## Work item
Output all the entries below. Each must match exactly.

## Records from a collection
::::::::::

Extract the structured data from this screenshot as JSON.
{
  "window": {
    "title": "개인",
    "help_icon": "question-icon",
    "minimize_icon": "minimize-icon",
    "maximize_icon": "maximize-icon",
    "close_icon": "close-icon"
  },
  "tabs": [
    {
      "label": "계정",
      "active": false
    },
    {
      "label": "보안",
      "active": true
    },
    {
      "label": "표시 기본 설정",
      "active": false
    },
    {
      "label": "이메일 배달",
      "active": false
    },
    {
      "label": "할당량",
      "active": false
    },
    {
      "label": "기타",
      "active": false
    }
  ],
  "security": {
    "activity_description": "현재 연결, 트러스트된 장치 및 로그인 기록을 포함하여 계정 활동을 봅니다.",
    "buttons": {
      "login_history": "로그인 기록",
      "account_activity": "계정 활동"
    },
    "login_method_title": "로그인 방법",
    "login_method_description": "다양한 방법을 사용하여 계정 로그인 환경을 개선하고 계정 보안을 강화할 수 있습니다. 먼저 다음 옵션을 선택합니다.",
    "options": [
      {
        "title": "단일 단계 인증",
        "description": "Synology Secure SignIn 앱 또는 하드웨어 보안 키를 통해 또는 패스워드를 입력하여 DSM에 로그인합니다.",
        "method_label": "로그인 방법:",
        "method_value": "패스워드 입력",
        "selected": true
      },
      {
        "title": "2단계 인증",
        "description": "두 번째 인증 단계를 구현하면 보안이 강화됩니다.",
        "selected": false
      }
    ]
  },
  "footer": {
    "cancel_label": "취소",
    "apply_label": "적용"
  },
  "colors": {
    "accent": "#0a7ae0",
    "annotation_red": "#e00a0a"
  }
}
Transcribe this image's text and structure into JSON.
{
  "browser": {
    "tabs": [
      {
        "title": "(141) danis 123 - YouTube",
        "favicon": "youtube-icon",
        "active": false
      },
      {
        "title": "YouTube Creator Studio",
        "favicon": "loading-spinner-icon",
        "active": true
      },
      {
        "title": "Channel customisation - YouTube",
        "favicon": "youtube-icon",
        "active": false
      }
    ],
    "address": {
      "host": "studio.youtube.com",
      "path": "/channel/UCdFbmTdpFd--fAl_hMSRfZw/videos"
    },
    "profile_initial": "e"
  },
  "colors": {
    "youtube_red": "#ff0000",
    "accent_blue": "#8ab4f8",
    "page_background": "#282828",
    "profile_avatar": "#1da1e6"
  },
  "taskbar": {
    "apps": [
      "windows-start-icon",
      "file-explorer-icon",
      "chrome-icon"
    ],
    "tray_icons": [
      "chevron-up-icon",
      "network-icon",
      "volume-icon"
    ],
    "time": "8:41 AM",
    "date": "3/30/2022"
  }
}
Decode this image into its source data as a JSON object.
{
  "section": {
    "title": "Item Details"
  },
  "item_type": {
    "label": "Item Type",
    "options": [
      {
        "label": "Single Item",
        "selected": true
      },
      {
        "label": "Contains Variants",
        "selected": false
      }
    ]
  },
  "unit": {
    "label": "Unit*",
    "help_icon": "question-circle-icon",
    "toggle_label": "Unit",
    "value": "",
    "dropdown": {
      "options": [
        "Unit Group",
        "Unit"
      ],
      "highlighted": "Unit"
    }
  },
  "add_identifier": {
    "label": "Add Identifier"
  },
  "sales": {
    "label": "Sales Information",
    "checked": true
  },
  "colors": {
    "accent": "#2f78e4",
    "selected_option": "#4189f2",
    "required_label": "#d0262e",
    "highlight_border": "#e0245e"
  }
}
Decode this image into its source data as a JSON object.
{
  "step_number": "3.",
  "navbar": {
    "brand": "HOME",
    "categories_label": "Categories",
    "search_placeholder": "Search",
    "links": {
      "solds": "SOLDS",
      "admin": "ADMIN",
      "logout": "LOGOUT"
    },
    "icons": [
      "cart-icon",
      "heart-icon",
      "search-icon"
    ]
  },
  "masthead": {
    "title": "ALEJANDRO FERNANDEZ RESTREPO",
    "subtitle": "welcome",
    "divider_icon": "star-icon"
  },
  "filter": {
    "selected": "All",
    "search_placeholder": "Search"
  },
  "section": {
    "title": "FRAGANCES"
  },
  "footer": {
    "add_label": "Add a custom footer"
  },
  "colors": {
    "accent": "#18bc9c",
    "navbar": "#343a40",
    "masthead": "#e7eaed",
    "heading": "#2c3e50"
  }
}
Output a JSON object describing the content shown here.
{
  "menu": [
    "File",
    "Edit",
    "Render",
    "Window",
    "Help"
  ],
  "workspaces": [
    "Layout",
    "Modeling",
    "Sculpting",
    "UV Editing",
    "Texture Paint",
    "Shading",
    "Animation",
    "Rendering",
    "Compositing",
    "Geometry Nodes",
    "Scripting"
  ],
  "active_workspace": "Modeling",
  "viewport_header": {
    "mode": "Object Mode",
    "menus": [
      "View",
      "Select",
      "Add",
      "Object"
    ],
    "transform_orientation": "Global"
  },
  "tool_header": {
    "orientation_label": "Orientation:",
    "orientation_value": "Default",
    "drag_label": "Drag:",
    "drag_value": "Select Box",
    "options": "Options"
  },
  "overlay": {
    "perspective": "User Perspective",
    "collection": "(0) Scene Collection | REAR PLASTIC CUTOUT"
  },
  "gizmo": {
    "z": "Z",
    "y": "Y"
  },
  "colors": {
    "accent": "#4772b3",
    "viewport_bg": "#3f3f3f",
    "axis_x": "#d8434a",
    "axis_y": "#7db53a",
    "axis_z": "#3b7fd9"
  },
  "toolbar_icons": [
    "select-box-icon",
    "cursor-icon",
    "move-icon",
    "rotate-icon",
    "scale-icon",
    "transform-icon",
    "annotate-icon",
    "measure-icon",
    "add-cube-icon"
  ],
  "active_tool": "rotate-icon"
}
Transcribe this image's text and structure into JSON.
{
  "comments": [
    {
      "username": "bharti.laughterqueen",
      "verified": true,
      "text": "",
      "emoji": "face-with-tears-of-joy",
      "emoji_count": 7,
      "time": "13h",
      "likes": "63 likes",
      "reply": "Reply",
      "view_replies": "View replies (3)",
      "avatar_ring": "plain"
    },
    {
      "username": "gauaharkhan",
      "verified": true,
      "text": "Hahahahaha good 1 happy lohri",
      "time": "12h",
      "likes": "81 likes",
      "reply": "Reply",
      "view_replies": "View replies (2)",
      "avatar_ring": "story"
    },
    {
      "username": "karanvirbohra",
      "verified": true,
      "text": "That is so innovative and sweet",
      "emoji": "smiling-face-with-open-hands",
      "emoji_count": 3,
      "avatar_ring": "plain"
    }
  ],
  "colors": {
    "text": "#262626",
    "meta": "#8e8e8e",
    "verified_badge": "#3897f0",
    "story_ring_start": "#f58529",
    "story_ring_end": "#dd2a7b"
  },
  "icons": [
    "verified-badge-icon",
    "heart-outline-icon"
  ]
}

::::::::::

## Solved problem
Extract the structured data from this screenshot as JSON.
{
  "window": {
    "title": "개인",
    "help_icon": "question-icon",
    "minimize_icon": "minimize-icon",
    "maximize_icon": "maximize-icon",
    "close_icon": "close-icon"
  },
  "tabs": [
    {
      "label": "계정",
      "active": false
    },
    {
      "label": "보안",
      "active": true
    },
    {
      "label": "표시 기본 설정",
      "active": false
    },
    {
      "label": "이메일 배달",
      "active": false
    },
    {
      "label": "할당량",
      "active": false
    },
    {
      "label": "기타",
      "active": false
    }
  ],
  "security": {
    "activity_description": "현재 연결, 트러스트된 장치 및 로그인 기록을 포함하여 계정 활동을 봅니다.",
    "buttons": {
      "login_history": "로그인 기록",
      "account_activity": "계정 활동"
    },
    "login_method_title": "로그인 방법",
    "login_method_description": "다양한 방법을 사용하여 계정 로그인 환경을 개선하고 계정 보안을 강화할 수 있습니다. 먼저 다음 옵션을 선택합니다.",
    "options": [
      {
        "title": "단일 단계 인증",
        "description": "Synology Secure SignIn 앱 또는 하드웨어 보안 키를 통해 또는 패스워드를 입력하여 DSM에 로그인합니다.",
        "method_label": "로그인 방법:",
        "method_value": "패스워드 입력",
        "selected": true
      },
      {
        "title": "2단계 인증",
        "description": "두 번째 인증 단계를 구현하면 보안이 강화됩니다.",
        "selected": false
      }
    ]
  },
  "footer": {
    "cancel_label": "취소",
    "apply_label": "적용"
  },
  "colors": {
    "accent": "#0a7ae0",
    "annotation_red": "#e00a0a"
  }
}
Transcribe this image's text and structure into JSON.
{
  "browser": {
    "tabs": [
      {
        "title": "(141) danis 123 - YouTube",
        "favicon": "youtube-icon",
        "active": false
      },
      {
        "title": "YouTube Creator Studio",
        "favicon": "loading-spinner-icon",
        "active": true
      },
      {
        "title": "Channel customisation - YouTube",
        "favicon": "youtube-icon",
        "active": false
      }
    ],
    "address": {
      "host": "studio.youtube.com",
      "path": "/channel/UCdFbmTdpFd--fAl_hMSRfZw/videos"
    },
    "profile_initial": "e"
  },
  "colors": {
    "youtube_red": "#ff0000",
    "accent_blue": "#8ab4f8",
    "page_background": "#282828",
    "profile_avatar": "#1da1e6"
  },
  "taskbar": {
    "apps": [
      "windows-start-icon",
      "file-explorer-icon",
      "chrome-icon"
    ],
    "tray_icons": [
      "chevron-up-icon",
      "network-icon",
      "volume-icon"
    ],
    "time": "8:41 AM",
    "date": "3/30/2022"
  }
}
Decode this image into its source data as a JSON object.
{
  "section": {
    "title": "Item Details"
  },
  "item_type": {
    "label": "Item Type",
    "options": [
      {
        "label": "Single Item",
        "selected": true
      },
      {
        "label": "Contains Variants",
        "selected": false
      }
    ]
  },
  "unit": {
    "label": "Unit*",
    "help_icon": "question-circle-icon",
    "toggle_label": "Unit",
    "value": "",
    "dropdown": {
      "options": [
        "Unit Group",
        "Unit"
      ],
      "highlighted": "Unit"
    }
  },
  "add_identifier": {
    "label": "Add Identifier"
  },
  "sales": {
    "label": "Sales Information",
    "checked": true
  },
  "colors": {
    "accent": "#2f78e4",
    "selected_option": "#4189f2",
    "required_label": "#d0262e",
    "highlight_border": "#e0245e"
  }
}
Decode this image into its source data as a JSON object.
{
  "step_number": "3.",
  "navbar": {
    "brand": "HOME",
    "categories_label": "Categories",
    "search_placeholder": "Search",
    "links": {
      "solds": "SOLDS",
      "admin": "ADMIN",
      "logout": "LOGOUT"
    },
    "icons": [
      "cart-icon",
      "heart-icon",
      "search-icon"
    ]
  },
  "masthead": {
    "title": "ALEJANDRO FERNANDEZ RESTREPO",
    "subtitle": "welcome",
    "divider_icon": "star-icon"
  },
  "filter": {
    "selected": "All",
    "search_placeholder": "Search"
  },
  "section": {
    "title": "FRAGANCES"
  },
  "footer": {
    "add_label": "Add a custom footer"
  },
  "colors": {
    "accent": "#18bc9c",
    "navbar": "#343a40",
    "masthead": "#e7eaed",
    "heading": "#2c3e50"
  }
}
Output a JSON object describing the content shown here.
{
  "menu": [
    "File",
    "Edit",
    "Render",
    "Window",
    "Help"
  ],
  "workspaces": [
    "Layout",
    "Modeling",
    "Sculpting",
    "UV Editing",
    "Texture Paint",
    "Shading",
    "Animation",
    "Rendering",
    "Compositing",
    "Geometry Nodes",
    "Scripting"
  ],
  "active_workspace": "Modeling",
  "viewport_header": {
    "mode": "Object Mode",
    "menus": [
      "View",
      "Select",
      "Add",
      "Object"
    ],
    "transform_orientation": "Global"
  },
  "tool_header": {
    "orientation_label": "Orientation:",
    "orientation_value": "Default",
    "drag_label": "Drag:",
    "drag_value": "Select Box",
    "options": "Options"
  },
  "overlay": {
    "perspective": "User Perspective",
    "collection": "(0) Scene Collection | REAR PLASTIC CUTOUT"
  },
  "gizmo": {
    "z": "Z",
    "y": "Y"
  },
  "colors": {
    "accent": "#4772b3",
    "viewport_bg": "#3f3f3f",
    "axis_x": "#d8434a",
    "axis_y": "#7db53a",
    "axis_z": "#3b7fd9"
  },
  "toolbar_icons": [
    "select-box-icon",
    "cursor-icon",
    "move-icon",
    "rotate-icon",
    "scale-icon",
    "transform-icon",
    "annotate-icon",
    "measure-icon",
    "add-cube-icon"
  ],
  "active_tool": "rotate-icon"
}
Transcribe this image's text and structure into JSON.
{
  "comments": [
    {
      "username": "bharti.laughterqueen",
      "verified": true,
      "text": "",
      "emoji": "face-with-tears-of-joy",
      "emoji_count": 7,
      "time": "13h",
      "likes": "63 likes",
      "reply": "Reply",
      "view_replies": "View replies (3)",
      "avatar_ring": "plain"
    },
    {
      "username": "gauaharkhan",
      "verified": true,
      "text": "Hahahahaha good 1 happy lohri",
      "time": "12h",
      "likes": "81 likes",
      "reply": "Reply",
      "view_replies": "View replies (2)",
      "avatar_ring": "story"
    },
    {
      "username": "karanvirbohra",
      "verified": true,
      "text": "That is so innovative and sweet",
      "emoji": "smiling-face-with-open-hands",
      "emoji_count": 3,
      "avatar_ring": "plain"
    }
  ],
  "colors": {
    "text": "#262626",
    "meta": "#8e8e8e",
    "verified_badge": "#3897f0",
    "story_ring_start": "#f58529",
    "story_ring_end": "#dd2a7b"
  },
  "icons": [
    "verified-badge-icon",
    "heart-outline-icon"
  ]
}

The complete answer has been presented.